WASHINGTON: The young white man accused of shooting nine people in a church in Charleston, South Carolina "almost didn't go through with it" because he had been treated so kindly by the mostly black congregation, police sources said on Friday.
Dylann Roof, 21, sat for nearly an hour in a Bible-study group at the historic Emanuel African Methodist Episcopal Church in Charleston, before opening fire and killing three men and six women, including the church's pastor and an 87-year-old woman parishioner.
Roof spoke of his second thoughts during interviews with police before he was charged with nine counts of murder yesterday. He "almost didn't go through with it because everyone was so nice to him," the sources told NBC, but ultimately he decided to "go through with his mission".
That "mission" and the picture of social dislocation and racial animus that apparently drove Roof to mass-murder became clearer yesterday as friends and family came forward to describe a deeply troubled young man harbouring white supremacist views.
"He said blacks were taking over the world. Someone needed to do something about it for the white race," said Joseph Meek, a former middle-school friend who had gone on a night of heavy drinking with Roof a few weeks ago.
"He said he wanted segregation between whites and blacks. I said, 'That's not the way it should be.' But he kept talking about it," said Mr Meek, adding he had taken away Roof's.45 calibre Glock pistol that night, but returned the weapon to his friend when he had sobered up the next morning. Roof's older sister, Amber, was among the first to call police after recognising her brother in surveillance footage. He was arrested in Shelby, four hours' drive from Charleston, on Thursday morning following a tip-off from a local florist who recognised his black saloon car.
Miss Roof was scheduled to be married on Sunday and left her job as preschool teacher ahead of the wedding but the ceremony appears to have been cancelled.
Chained hand and foot and dressed in a black-and-white striped jumpsuit, Roof was flown back to Charleston where he appeared in court via video link last night for a brief, but dramatic bail hearing.
One after the other, the sobbing families of the nine victims offered their forgiveness to Roof, whilst expressing their own pain and anger at the loss his actions had inflicted on them.
"You have killed some of the most beautifulest people that I know. Every fibre in my body hurts and I'll never be the same," said Alecia Sanders, describing her lost 26-year-old son Tywanza, as her "hero". She added: "May God have mercy on you."
Roof stared back into the camera impassively, flanked by two heavily armed police officers.

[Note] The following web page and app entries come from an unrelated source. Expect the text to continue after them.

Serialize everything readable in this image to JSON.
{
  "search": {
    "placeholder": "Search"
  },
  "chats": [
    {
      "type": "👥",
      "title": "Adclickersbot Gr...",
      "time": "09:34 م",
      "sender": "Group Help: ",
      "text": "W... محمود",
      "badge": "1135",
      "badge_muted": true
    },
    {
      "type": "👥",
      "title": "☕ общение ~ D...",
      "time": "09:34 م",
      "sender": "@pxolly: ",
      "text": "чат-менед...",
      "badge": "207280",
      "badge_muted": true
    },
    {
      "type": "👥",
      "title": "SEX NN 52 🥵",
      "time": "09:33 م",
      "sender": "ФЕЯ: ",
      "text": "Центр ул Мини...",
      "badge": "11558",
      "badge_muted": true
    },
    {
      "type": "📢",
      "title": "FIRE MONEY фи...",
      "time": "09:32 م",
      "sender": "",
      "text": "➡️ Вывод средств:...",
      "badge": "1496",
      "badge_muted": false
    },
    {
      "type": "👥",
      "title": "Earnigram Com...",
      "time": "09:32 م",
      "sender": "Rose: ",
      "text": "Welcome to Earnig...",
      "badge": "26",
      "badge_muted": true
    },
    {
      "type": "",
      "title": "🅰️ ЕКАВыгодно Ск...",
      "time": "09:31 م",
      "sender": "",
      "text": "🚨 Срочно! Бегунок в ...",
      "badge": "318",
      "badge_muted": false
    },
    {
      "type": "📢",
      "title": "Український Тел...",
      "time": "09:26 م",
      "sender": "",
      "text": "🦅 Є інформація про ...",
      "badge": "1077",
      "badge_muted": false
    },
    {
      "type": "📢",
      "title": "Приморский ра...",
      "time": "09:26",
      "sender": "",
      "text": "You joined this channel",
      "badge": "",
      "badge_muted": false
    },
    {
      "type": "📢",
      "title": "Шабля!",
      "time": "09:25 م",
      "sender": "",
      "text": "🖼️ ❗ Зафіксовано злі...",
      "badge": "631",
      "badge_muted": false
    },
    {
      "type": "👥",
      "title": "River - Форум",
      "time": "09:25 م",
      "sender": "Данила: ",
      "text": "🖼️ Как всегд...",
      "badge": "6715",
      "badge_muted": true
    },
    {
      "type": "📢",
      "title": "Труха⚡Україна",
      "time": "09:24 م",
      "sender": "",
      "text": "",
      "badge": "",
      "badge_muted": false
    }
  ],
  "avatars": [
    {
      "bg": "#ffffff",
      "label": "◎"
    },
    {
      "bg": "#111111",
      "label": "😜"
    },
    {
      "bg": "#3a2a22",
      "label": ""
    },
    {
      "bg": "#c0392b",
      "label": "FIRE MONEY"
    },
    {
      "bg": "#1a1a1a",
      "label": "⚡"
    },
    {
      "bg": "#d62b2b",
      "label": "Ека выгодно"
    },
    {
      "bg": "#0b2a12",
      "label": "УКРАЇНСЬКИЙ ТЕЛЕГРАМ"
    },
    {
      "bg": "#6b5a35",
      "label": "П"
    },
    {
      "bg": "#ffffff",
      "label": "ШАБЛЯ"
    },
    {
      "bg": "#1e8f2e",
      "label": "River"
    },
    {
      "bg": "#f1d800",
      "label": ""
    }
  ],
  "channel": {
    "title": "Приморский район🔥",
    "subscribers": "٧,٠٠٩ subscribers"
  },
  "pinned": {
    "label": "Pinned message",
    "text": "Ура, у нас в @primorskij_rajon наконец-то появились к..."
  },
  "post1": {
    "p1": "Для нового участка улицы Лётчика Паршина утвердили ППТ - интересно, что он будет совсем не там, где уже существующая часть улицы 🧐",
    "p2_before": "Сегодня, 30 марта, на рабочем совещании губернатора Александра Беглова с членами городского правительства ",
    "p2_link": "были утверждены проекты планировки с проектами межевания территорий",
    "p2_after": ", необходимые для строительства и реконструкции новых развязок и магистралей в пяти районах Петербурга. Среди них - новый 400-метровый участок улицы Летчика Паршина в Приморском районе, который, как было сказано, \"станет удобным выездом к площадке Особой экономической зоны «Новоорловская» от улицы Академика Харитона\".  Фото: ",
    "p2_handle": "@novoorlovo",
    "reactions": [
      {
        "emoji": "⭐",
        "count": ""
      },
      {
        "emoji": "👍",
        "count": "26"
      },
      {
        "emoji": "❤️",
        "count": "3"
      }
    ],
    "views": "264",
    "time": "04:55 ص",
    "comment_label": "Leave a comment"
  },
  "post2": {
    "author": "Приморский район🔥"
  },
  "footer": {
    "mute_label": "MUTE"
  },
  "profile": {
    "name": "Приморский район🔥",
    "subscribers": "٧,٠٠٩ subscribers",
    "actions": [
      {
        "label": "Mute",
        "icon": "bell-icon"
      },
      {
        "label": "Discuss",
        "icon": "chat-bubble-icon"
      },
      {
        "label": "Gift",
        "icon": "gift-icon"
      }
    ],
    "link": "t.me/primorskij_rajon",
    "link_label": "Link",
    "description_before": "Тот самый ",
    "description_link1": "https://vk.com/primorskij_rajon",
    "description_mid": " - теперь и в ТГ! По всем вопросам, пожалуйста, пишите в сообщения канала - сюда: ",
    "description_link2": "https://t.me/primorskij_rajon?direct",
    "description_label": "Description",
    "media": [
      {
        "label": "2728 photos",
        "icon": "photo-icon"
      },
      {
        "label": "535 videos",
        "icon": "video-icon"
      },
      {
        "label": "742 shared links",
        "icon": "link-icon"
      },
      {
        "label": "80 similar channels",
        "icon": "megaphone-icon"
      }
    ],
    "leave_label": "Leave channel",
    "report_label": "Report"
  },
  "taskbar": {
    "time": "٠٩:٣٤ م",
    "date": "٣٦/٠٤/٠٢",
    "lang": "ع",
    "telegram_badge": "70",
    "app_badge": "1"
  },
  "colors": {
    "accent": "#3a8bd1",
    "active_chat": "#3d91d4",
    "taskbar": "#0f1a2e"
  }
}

He spoke only to confirm his age and address, and was remanded in custody until his next hearing on Oct 23.
As public anger deepened over the killings, Nikki Haley, South Carolina's state governor, said she would seek the death penalty for Roof, after he carried out one of the most heinous hate-crimes since the Civil Rights era. "We will absolutely want him to have the death penalty," she said, "This is the worst hate that I've seen and the country has seen in a long time."
The transformation of Roof, from quiet loner with a pudding-basin haircut, to a killer apparently capable of premeditated mass-murder continued to perplex many of his friends and associates.
"I never thought he'd do something like this," said Antonio Metze, 19, a former high-school friend who is black. "He had black friends." Another high school friend, John Mullins, recalled Roof making "racist slurs", but said he "never took them seriously", again citing Roof's black friends.
Roof had had two minor run-ins with the police this year, including a drugs offence and an arrest for trespassing, but the family's lawyer, who had worked to defend him on the drugs charges, also said there were no obvious signs that he could do something so dreadful.
Roof's parents, Ben and Amy, were divorced during his childhood, leaving him the subject of a custody dispute that required legal arbitration.
At Roof's father home in Eastover, a two-hour drive north of the scene of the massacre, the door remained closed to visitors.
The US justice department said on Friday night it would investigate the shootings as a possible "act of domestic terrorism".
Barack Obama believes the Confederate flag currently flown on the grounds of South Carolina state Capitol, belongs in a museum, the White House said.